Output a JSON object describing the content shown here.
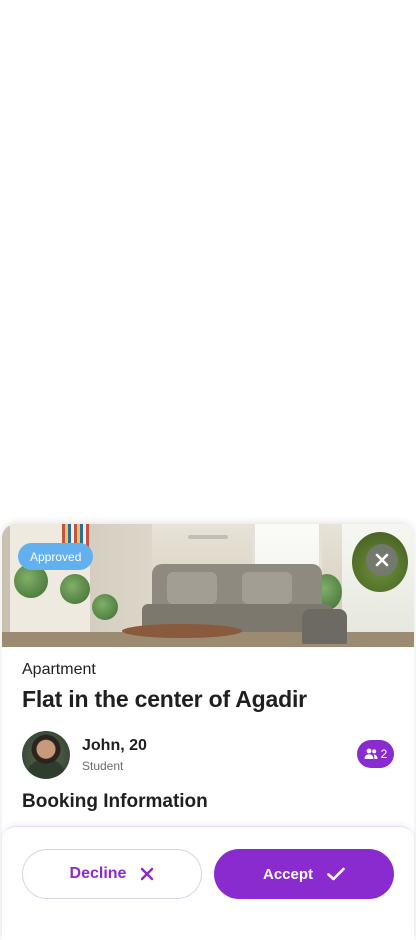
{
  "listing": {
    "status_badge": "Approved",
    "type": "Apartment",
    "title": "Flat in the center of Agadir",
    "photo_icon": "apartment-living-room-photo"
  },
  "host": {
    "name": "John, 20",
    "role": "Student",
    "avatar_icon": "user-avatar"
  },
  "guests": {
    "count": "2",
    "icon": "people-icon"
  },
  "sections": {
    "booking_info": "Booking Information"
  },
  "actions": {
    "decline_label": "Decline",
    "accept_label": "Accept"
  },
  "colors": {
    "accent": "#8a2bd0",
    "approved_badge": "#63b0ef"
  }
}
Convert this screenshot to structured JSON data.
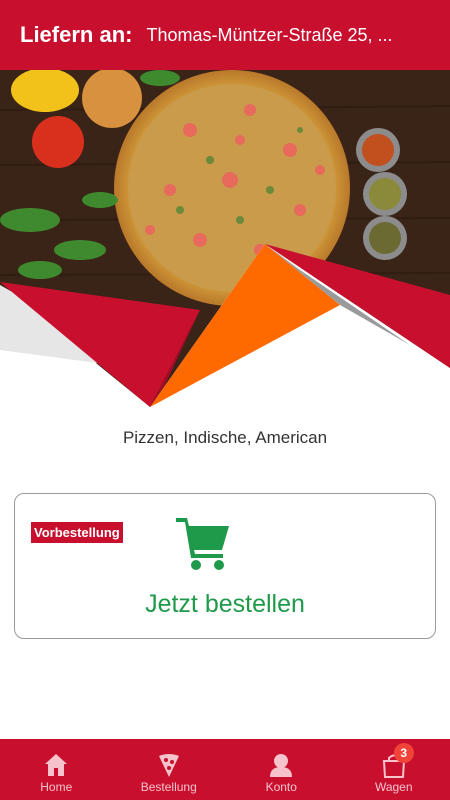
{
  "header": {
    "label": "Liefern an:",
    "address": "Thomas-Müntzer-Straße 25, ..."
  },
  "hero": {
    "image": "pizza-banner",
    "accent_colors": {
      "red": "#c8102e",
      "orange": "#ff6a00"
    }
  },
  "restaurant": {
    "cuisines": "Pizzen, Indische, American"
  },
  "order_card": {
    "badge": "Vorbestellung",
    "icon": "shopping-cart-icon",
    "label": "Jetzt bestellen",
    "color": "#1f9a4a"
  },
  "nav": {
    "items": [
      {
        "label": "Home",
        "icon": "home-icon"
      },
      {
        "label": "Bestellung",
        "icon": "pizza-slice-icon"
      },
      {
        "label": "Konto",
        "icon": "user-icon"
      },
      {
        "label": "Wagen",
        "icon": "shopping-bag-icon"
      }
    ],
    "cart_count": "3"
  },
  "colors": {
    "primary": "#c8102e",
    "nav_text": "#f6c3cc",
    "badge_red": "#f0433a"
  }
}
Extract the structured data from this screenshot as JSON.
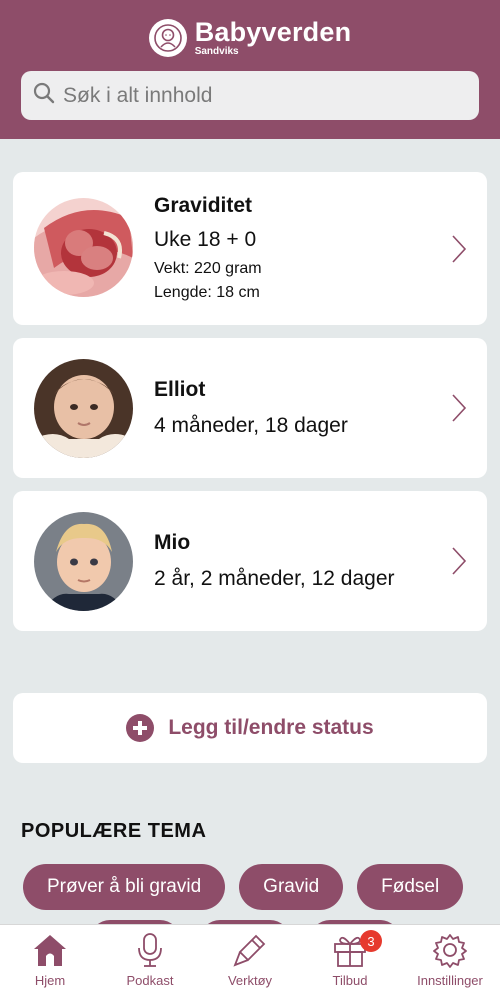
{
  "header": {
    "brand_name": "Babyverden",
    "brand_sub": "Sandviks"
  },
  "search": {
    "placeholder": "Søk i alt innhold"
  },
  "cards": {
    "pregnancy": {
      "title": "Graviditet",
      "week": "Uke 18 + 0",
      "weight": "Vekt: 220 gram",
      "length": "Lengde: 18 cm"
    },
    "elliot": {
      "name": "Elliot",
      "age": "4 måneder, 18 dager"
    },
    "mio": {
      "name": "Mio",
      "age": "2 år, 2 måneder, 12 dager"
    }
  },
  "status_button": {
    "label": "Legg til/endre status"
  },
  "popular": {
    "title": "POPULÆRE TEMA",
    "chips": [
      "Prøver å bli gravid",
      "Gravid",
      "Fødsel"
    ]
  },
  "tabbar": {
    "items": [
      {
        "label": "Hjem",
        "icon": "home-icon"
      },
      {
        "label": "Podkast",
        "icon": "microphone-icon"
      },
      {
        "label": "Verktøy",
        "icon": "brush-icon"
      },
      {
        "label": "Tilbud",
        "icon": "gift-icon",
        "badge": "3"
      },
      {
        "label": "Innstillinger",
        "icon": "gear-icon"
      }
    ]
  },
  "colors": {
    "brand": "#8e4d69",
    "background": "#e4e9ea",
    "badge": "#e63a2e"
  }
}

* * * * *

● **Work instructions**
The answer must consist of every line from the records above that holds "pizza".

● **Task response**
    "image": "pizza-banner",
        "icon": "pizza-slice-icon"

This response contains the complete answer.